- ISBN: 9781634597487
- Subject: Civil Procedure
- Series: Nutshells
- Type: Overviews

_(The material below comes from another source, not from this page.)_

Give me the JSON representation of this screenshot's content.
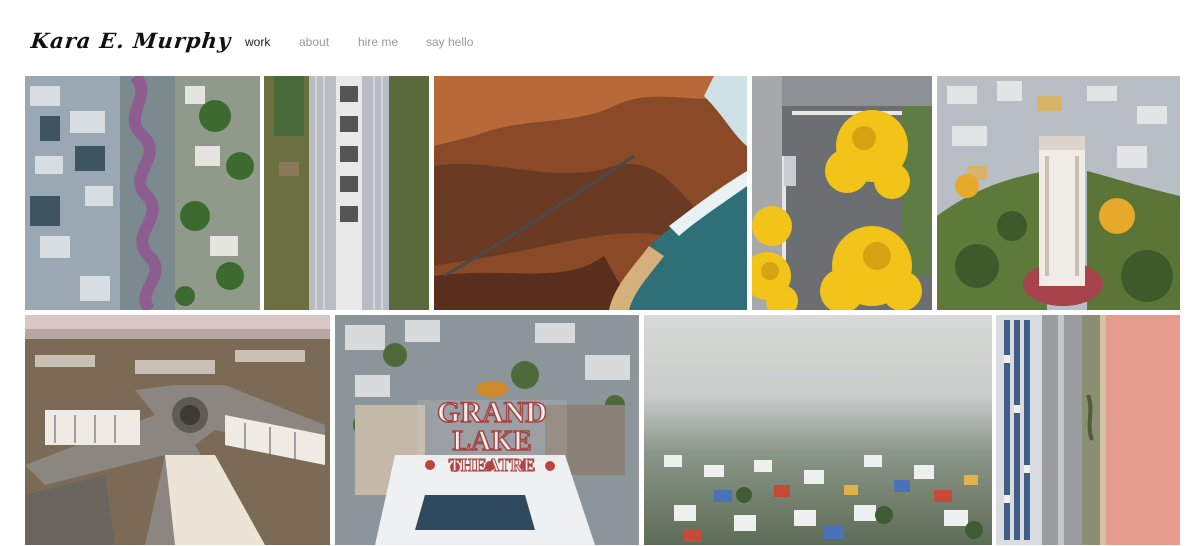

- Description: A concise treatment of all issues relating to electronically stored information (ESI) in litigation today, and a must-own for both civil and criminal practitioners. The authors have substantially rewritten each chapter and added chapters on anticipated changes to the Federal Rules of Civil Procedure governing ESI (which take effect December, 2015), technology-assisted review of ESI, and the use of ESI in criminal cases. Includes extensive treatment of preservation, search for and production of ESI, privilege protection, sanctions, ethical obligations of attorneys with respect to technology, and how the federal rules can be and have been adopted to accommodate digital evidence. Written by the author of the landmark Zubulake opinions and the Sedona Conference, which is at the forefront of thinking and writing on electronic discovery.